Last October, establishment eejits Jonathan Ross and Russell Brand left obscene messages on the actor Andrew Sach's answerphone, concerning his grand-daughter Georgina Baillie.
The BBC initially lied and said it had not received a complaint from Mr Sachs before some of the egregious material was replayed on Brand's show the next week. It then tried to smear its own constituency of licence-fee payers for not being quick off the mark about complaining, which probably reflected Brand's miniscule audience more than anything else; but when journalists, notably the Mail's Melanie Phillips, made the public aware of what had happened, complaints poured in until the broadcasting regulator Ofcom had over 40,000 of the things. The BBC then tried to snatch the Gordon Brown prize for speedily mustering the lifeboats on the ship you've just scuttled and demanded praise for suspending Ross for 3 months without pay (Brand having confirmed his reputation as a serial resigner).
Ofcom released its report on the affair today, containing its decision - as the Telegraph's Digital and Media Correspondent Urmee Khan reports - to fine the BBC £150,000. Ross's suspension is key to understanding why the fine is, in Telegraph blogger Janet Daly's words, small change to the Corporation.
Jonathan Ross is famously on a £18,000,000 ($26,250,000) contract for three years with the BBC, so a three-month suspension without pay has saved the BBC £1,500,000. It is therefore disingenuous of Ofcom to state that it set the BBC's fine at a lower threshold in comparison to other public service broadcasters because "any fine would be taken from monies paid by the public (the licence fee payer)", as the fine leaves the BBC quids in to the tune of £1.35m of licence fee payers' money - and I suspect the Corporation will argue that it now has the moral authority to declare the matter closed.
But this declaration of fine principles on the part of Ofcom comes in page 34 of a 37-page document. Janet Daley's exposé of the obfuscation is crystal-clear:

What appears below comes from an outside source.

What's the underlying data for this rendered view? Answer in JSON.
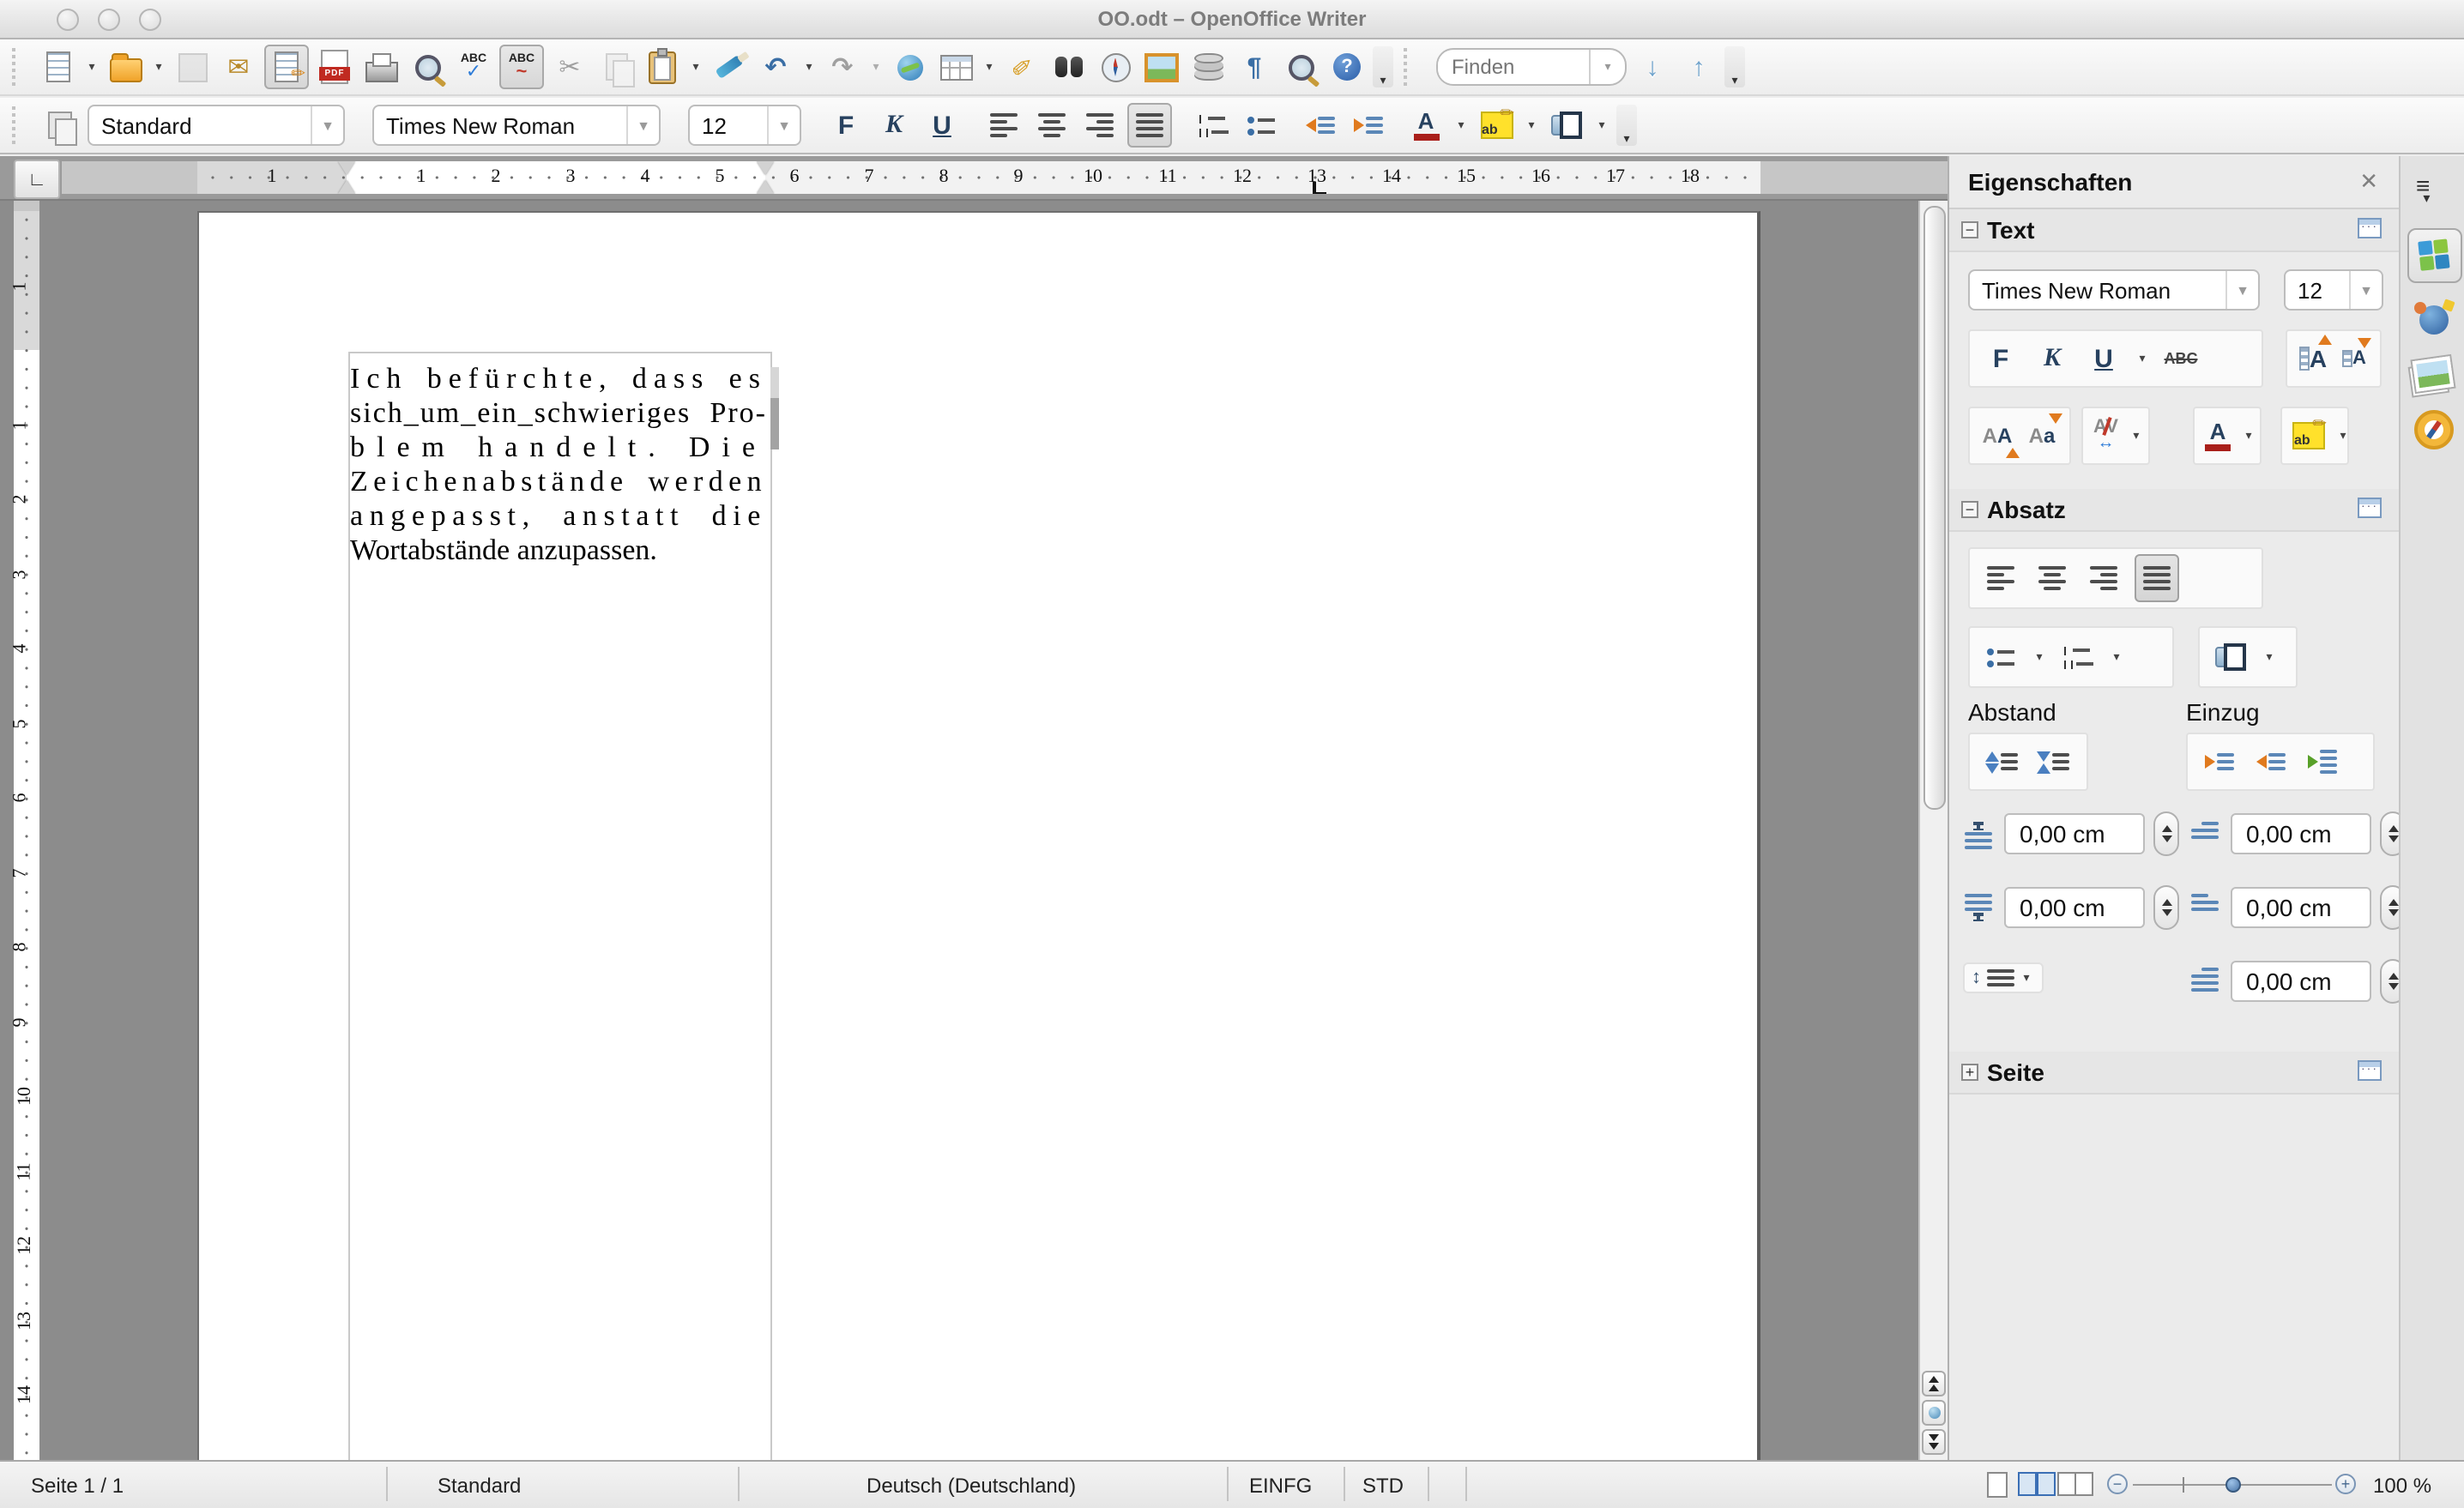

Hacking your way through this management gibberish - this risible catalogue of compliance systems, compulsory Safeguarding Trust courses and proactive testing - you might long to see a reference to common sense, not to say common decency. Do professional broadcasters now have to attend training courses to be told that leaving obscene messages on the answering machine of an elderly man is not simply "inappropriate" but morally repugnant behaviour?It's good that the BBC has responded to 40,000+ complaints, but disappointing that it aired Jerry Springer: The Opera in the face of a third as many again protests. Conservative leader David Cameron has called for the BBC's licence fee to be frozen for a year in response to the recession. I hope this is a prologue to disestablishing the broadcaster, so that it can be as offensive as it wants without those of us presently indebted to it by statute having to pay for the privelege.